More than 250 people injured in Yemen's conflict were flown in to Jordan on Sunday for hospital treatment, a medical official said, with emergency services at home overwhelmed with casualties.
The 266 patients included many young civilians, women and children, said Fawzi al-Hammuri, chairman of Jordan's Private Hospitals Association.
It was the largest group of Yemeni wounded to arrive in Amman since August under an agreement struck between private Jordanian clinics and the Yemeni government.
"Most of the wounded are young civilians," he said, adding that they have been admitted to 10 private hospitals in Jordan.
According to Hammuri, most of the wounded had bone injuries, while others had chest and stomach wounds caused by gunfire, explosions, bombs or burns.
They were flown in from Yemen's second city Aden on two Yemeni planes, said Hammuri,
Yemeni exiled president Abedrabbo Mansour Hadi's government is picking up the hospital tabs, said Hammuri, who estimated the total cost at $5 million.
In August, 180 Yemenis arrived in Jordan in two separate batches for medical treatment in the kingdom.
Jordan is part of a Saudi-led coalition which since March has waged an air campaign against Shiite Huthi rebels who overran much of Yemen forcing Hadi to flee into exile in Saudi Arabia.

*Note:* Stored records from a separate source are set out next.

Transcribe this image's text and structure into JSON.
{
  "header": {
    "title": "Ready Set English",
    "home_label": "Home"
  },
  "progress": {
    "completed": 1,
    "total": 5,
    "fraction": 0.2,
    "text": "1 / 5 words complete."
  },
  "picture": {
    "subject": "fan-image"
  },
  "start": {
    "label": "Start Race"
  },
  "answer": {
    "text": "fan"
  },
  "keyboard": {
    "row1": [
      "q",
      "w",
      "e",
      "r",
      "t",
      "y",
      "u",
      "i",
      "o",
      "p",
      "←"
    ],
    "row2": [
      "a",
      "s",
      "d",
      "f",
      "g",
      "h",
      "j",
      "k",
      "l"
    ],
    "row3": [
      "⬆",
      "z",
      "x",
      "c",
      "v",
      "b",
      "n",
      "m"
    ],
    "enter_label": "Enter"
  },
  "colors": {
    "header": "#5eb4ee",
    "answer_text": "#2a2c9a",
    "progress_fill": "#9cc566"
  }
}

More than 4,500 people have been killed in the conflict, including hundreds of children, according to the United Nations.
Doctors Without Borders (MSF) warned in August that health services in impoverished Yemen were "nearing collapse".
Following a visit to Yemen in August, the top United Nations aid official, Stephen O'Brien, said the "scale of human suffering is almost incomprehensible".